(Source data)
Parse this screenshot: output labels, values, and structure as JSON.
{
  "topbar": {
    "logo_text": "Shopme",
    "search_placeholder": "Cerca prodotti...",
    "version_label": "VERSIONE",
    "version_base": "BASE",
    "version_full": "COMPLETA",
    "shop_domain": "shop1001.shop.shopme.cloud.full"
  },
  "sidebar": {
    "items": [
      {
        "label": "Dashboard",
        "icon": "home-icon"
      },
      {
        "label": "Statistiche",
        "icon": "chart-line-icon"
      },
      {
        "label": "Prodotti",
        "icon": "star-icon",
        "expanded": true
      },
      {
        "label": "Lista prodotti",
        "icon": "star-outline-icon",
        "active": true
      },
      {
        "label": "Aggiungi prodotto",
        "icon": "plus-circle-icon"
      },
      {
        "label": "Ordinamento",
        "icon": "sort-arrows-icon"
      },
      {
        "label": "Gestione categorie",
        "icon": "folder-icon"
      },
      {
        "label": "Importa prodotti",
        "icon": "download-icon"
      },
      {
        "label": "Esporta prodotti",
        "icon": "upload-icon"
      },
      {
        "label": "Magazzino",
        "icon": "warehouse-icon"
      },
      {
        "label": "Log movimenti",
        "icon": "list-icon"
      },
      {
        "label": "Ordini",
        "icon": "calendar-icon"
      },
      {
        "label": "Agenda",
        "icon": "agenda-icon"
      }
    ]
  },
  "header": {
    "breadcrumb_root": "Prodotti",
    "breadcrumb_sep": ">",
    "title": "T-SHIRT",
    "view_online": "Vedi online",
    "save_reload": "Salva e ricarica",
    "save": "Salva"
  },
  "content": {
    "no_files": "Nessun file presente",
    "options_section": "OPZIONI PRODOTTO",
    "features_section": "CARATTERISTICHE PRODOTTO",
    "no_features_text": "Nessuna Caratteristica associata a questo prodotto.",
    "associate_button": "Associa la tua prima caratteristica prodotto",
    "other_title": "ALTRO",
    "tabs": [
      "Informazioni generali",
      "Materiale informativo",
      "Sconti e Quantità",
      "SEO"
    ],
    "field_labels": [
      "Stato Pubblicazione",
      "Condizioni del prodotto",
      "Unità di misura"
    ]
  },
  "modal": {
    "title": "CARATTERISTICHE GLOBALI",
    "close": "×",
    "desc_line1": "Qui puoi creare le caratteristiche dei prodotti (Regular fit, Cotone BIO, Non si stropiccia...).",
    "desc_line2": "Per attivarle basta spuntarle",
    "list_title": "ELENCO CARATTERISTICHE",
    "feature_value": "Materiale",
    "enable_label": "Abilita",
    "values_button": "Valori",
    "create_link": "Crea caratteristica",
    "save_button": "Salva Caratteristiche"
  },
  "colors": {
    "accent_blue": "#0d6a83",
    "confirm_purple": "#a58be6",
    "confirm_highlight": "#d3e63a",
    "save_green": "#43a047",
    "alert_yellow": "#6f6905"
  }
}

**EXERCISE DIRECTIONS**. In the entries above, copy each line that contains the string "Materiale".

**WRITTEN RESPONSE**.
      "Materiale informativo",
    "feature_value": "Materiale",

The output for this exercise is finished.